Entries provided START

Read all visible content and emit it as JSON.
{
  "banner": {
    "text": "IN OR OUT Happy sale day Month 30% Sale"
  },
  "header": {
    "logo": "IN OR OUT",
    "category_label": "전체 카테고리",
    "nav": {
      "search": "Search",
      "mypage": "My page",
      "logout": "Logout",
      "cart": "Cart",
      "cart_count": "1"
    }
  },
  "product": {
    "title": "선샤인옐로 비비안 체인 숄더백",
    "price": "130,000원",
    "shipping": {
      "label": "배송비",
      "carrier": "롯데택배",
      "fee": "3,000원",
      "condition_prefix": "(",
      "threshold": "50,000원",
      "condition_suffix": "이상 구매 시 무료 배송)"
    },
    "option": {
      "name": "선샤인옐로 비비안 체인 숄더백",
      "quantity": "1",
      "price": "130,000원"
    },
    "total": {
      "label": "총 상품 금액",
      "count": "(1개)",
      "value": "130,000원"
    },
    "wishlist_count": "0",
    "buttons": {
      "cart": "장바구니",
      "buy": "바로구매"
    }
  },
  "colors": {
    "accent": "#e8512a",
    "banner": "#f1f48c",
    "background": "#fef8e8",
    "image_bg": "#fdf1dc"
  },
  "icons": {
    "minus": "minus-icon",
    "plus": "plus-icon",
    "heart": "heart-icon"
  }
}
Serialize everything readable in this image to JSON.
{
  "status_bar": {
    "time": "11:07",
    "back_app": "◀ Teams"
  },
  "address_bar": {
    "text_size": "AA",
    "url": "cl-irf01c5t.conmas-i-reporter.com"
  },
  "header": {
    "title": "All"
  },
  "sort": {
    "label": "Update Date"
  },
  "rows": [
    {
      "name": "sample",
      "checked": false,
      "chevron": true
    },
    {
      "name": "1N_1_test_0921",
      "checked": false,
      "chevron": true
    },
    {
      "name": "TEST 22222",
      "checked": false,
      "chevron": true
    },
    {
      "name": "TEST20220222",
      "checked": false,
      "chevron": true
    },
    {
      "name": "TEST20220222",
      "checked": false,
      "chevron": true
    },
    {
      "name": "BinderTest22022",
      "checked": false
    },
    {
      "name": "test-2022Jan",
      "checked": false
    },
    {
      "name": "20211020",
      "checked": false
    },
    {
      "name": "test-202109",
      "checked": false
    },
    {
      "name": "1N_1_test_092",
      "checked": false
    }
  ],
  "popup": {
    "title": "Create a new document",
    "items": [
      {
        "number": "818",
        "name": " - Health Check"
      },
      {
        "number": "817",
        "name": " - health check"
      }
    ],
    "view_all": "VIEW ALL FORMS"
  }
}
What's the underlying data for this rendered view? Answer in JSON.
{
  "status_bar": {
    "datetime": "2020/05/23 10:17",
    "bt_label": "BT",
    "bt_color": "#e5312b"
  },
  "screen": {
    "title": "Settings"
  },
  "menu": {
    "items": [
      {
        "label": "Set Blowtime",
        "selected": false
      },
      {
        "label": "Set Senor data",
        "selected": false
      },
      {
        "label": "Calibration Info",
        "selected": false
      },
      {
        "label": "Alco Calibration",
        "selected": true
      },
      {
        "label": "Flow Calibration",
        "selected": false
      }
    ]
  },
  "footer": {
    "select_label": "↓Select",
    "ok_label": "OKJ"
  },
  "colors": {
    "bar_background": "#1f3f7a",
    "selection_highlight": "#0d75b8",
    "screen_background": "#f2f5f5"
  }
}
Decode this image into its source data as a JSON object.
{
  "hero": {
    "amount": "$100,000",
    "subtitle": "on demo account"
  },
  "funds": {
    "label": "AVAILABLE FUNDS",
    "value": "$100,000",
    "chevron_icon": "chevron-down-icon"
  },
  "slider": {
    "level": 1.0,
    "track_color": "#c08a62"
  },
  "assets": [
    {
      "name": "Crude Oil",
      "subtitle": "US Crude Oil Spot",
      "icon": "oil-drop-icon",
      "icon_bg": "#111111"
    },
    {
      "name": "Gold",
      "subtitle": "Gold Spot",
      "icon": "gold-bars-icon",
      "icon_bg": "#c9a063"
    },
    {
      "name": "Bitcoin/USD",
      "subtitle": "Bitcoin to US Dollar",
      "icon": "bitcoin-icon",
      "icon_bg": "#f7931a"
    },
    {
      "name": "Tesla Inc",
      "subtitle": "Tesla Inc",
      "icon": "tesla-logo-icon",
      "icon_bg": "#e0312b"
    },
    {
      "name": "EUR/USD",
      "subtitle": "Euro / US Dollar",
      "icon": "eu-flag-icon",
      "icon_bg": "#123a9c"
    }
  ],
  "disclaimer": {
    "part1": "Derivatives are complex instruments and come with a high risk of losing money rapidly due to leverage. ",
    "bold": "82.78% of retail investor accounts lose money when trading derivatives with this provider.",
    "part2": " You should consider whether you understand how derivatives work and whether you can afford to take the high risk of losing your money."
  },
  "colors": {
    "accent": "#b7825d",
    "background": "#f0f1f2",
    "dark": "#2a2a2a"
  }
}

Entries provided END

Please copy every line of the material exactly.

Read all visible content and emit it as JSON.
{
  "banner": {
    "text": "IN OR OUT Happy sale day Month 30% Sale"
  },
  "header": {
    "logo": "IN OR OUT",
    "category_label": "전체 카테고리",
    "nav": {
      "search": "Search",
      "mypage": "My page",
      "logout": "Logout",
      "cart": "Cart",
      "cart_count": "1"
    }
  },
  "product": {
    "title": "선샤인옐로 비비안 체인 숄더백",
    "price": "130,000원",
    "shipping": {
      "label": "배송비",
      "carrier": "롯데택배",
      "fee": "3,000원",
      "condition_prefix": "(",
      "threshold": "50,000원",
      "condition_suffix": "이상 구매 시 무료 배송)"
    },
    "option": {
      "name": "선샤인옐로 비비안 체인 숄더백",
      "quantity": "1",
      "price": "130,000원"
    },
    "total": {
      "label": "총 상품 금액",
      "count": "(1개)",
      "value": "130,000원"
    },
    "wishlist_count": "0",
    "buttons": {
      "cart": "장바구니",
      "buy": "바로구매"
    }
  },
  "colors": {
    "accent": "#e8512a",
    "banner": "#f1f48c",
    "background": "#fef8e8",
    "image_bg": "#fdf1dc"
  },
  "icons": {
    "minus": "minus-icon",
    "plus": "plus-icon",
    "heart": "heart-icon"
  }
}
Serialize everything readable in this image to JSON.
{
  "status_bar": {
    "time": "11:07",
    "back_app": "◀ Teams"
  },
  "address_bar": {
    "text_size": "AA",
    "url": "cl-irf01c5t.conmas-i-reporter.com"
  },
  "header": {
    "title": "All"
  },
  "sort": {
    "label": "Update Date"
  },
  "rows": [
    {
      "name": "sample",
      "checked": false,
      "chevron": true
    },
    {
      "name": "1N_1_test_0921",
      "checked": false,
      "chevron": true
    },
    {
      "name": "TEST 22222",
      "checked": false,
      "chevron": true
    },
    {
      "name": "TEST20220222",
      "checked": false,
      "chevron": true
    },
    {
      "name": "TEST20220222",
      "checked": false,
      "chevron": true
    },
    {
      "name": "BinderTest22022",
      "checked": false
    },
    {
      "name": "test-2022Jan",
      "checked": false
    },
    {
      "name": "20211020",
      "checked": false
    },
    {
      "name": "test-202109",
      "checked": false
    },
    {
      "name": "1N_1_test_092",
      "checked": false
    }
  ],
  "popup": {
    "title": "Create a new document",
    "items": [
      {
        "number": "818",
        "name": " - Health Check"
      },
      {
        "number": "817",
        "name": " - health check"
      }
    ],
    "view_all": "VIEW ALL FORMS"
  }
}
What's the underlying data for this rendered view? Answer in JSON.
{
  "status_bar": {
    "datetime": "2020/05/23 10:17",
    "bt_label": "BT",
    "bt_color": "#e5312b"
  },
  "screen": {
    "title": "Settings"
  },
  "menu": {
    "items": [
      {
        "label": "Set Blowtime",
        "selected": false
      },
      {
        "label": "Set Senor data",
        "selected": false
      },
      {
        "label": "Calibration Info",
        "selected": false
      },
      {
        "label": "Alco Calibration",
        "selected": true
      },
      {
        "label": "Flow Calibration",
        "selected": false
      }
    ]
  },
  "footer": {
    "select_label": "↓Select",
    "ok_label": "OKJ"
  },
  "colors": {
    "bar_background": "#1f3f7a",
    "selection_highlight": "#0d75b8",
    "screen_background": "#f2f5f5"
  }
}
Decode this image into its source data as a JSON object.
{
  "hero": {
    "amount": "$100,000",
    "subtitle": "on demo account"
  },
  "funds": {
    "label": "AVAILABLE FUNDS",
    "value": "$100,000",
    "chevron_icon": "chevron-down-icon"
  },
  "slider": {
    "level": 1.0,
    "track_color": "#c08a62"
  },
  "assets": [
    {
      "name": "Crude Oil",
      "subtitle": "US Crude Oil Spot",
      "icon": "oil-drop-icon",
      "icon_bg": "#111111"
    },
    {
      "name": "Gold",
      "subtitle": "Gold Spot",
      "icon": "gold-bars-icon",
      "icon_bg": "#c9a063"
    },
    {
      "name": "Bitcoin/USD",
      "subtitle": "Bitcoin to US Dollar",
      "icon": "bitcoin-icon",
      "icon_bg": "#f7931a"
    },
    {
      "name": "Tesla Inc",
      "subtitle": "Tesla Inc",
      "icon": "tesla-logo-icon",
      "icon_bg": "#e0312b"
    },
    {
      "name": "EUR/USD",
      "subtitle": "Euro / US Dollar",
      "icon": "eu-flag-icon",
      "icon_bg": "#123a9c"
    }
  ],
  "disclaimer": {
    "part1": "Derivatives are complex instruments and come with a high risk of losing money rapidly due to leverage. ",
    "bold": "82.78% of retail investor accounts lose money when trading derivatives with this provider.",
    "part2": " You should consider whether you understand how derivatives work and whether you can afford to take the high risk of losing your money."
  },
  "colors": {
    "accent": "#b7825d",
    "background": "#f0f1f2",
    "dark": "#2a2a2a"
  }
}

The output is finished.